START Task material
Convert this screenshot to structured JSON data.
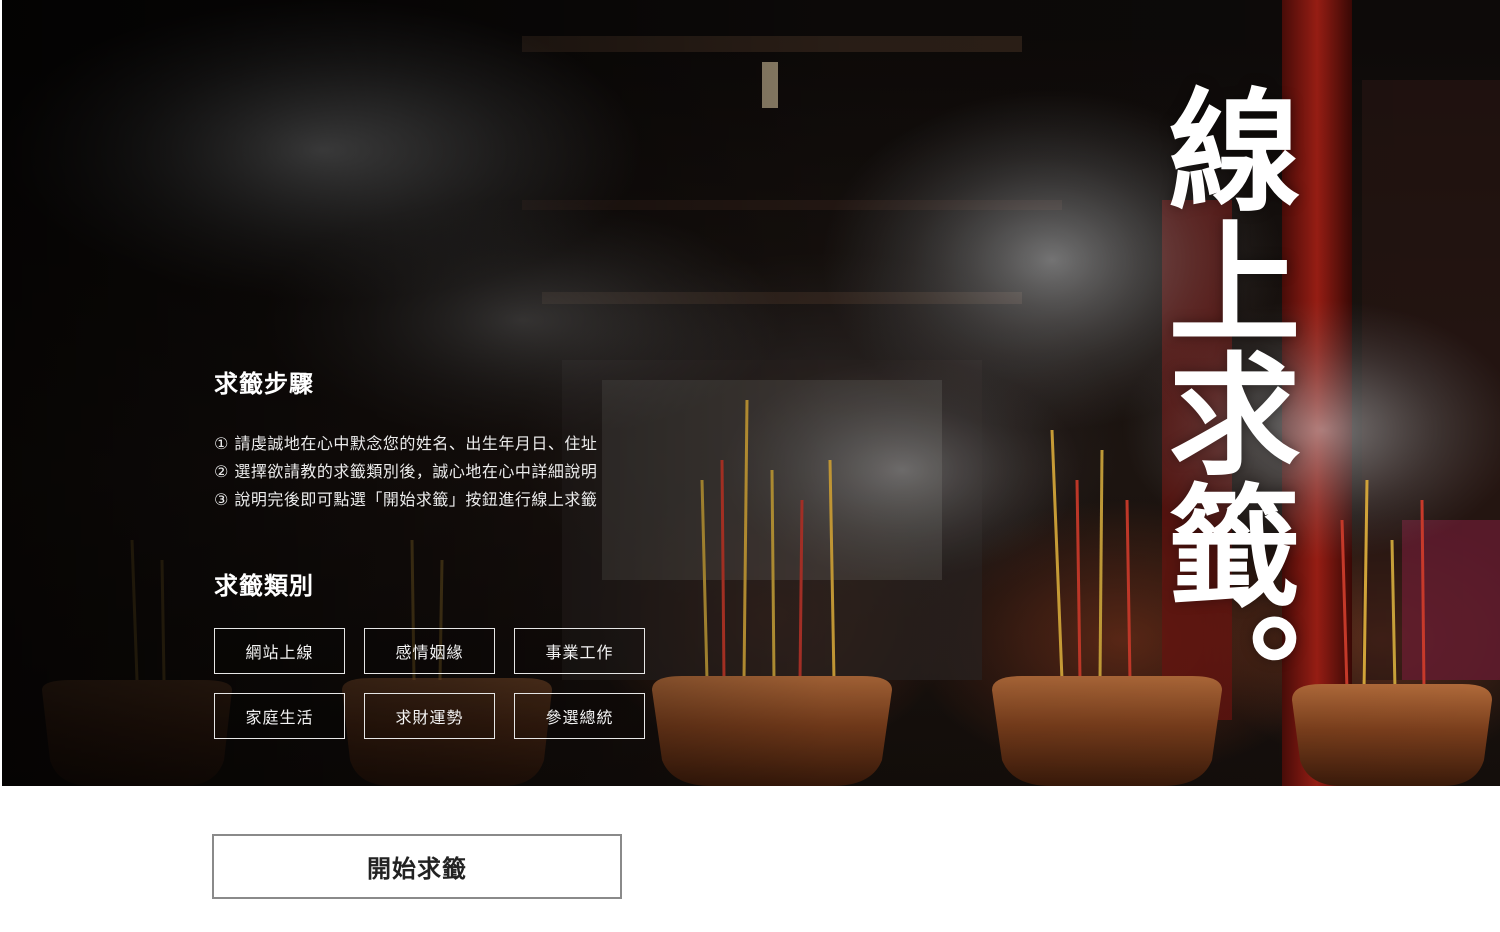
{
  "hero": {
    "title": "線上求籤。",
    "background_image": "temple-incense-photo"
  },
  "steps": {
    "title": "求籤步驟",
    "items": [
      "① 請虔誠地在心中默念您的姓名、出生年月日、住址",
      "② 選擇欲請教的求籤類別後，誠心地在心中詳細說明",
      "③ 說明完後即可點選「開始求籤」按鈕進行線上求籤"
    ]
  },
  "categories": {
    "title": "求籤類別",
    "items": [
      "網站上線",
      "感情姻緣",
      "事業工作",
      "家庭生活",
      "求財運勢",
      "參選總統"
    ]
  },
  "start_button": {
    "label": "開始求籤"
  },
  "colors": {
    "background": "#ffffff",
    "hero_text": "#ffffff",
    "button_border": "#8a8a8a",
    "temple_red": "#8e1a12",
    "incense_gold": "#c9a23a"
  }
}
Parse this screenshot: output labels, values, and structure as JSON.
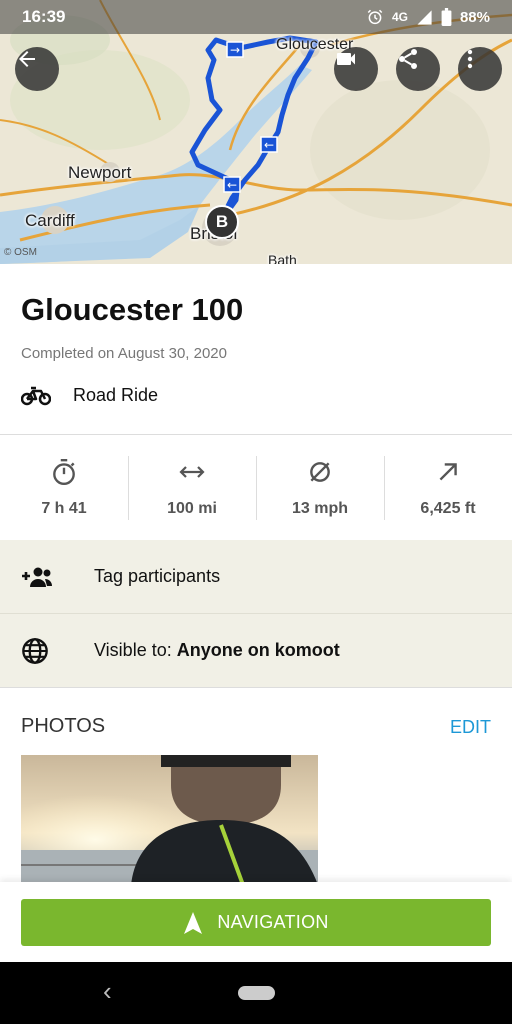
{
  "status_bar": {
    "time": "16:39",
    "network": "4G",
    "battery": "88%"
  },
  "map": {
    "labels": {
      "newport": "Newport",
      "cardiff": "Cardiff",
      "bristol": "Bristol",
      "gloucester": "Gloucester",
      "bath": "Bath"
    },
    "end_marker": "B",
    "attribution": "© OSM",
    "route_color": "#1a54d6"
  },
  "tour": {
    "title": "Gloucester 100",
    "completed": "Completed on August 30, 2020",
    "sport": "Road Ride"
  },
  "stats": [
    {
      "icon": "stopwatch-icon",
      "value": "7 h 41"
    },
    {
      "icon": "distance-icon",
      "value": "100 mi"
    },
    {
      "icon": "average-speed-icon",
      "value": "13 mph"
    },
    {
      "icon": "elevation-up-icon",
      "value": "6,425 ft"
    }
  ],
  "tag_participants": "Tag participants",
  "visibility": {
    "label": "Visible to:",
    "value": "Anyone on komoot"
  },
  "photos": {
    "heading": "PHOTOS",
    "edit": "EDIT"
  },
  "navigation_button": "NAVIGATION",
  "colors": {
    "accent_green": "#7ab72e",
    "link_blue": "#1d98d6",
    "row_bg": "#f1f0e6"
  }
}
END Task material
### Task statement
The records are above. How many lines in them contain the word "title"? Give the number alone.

### Answer to the problem
4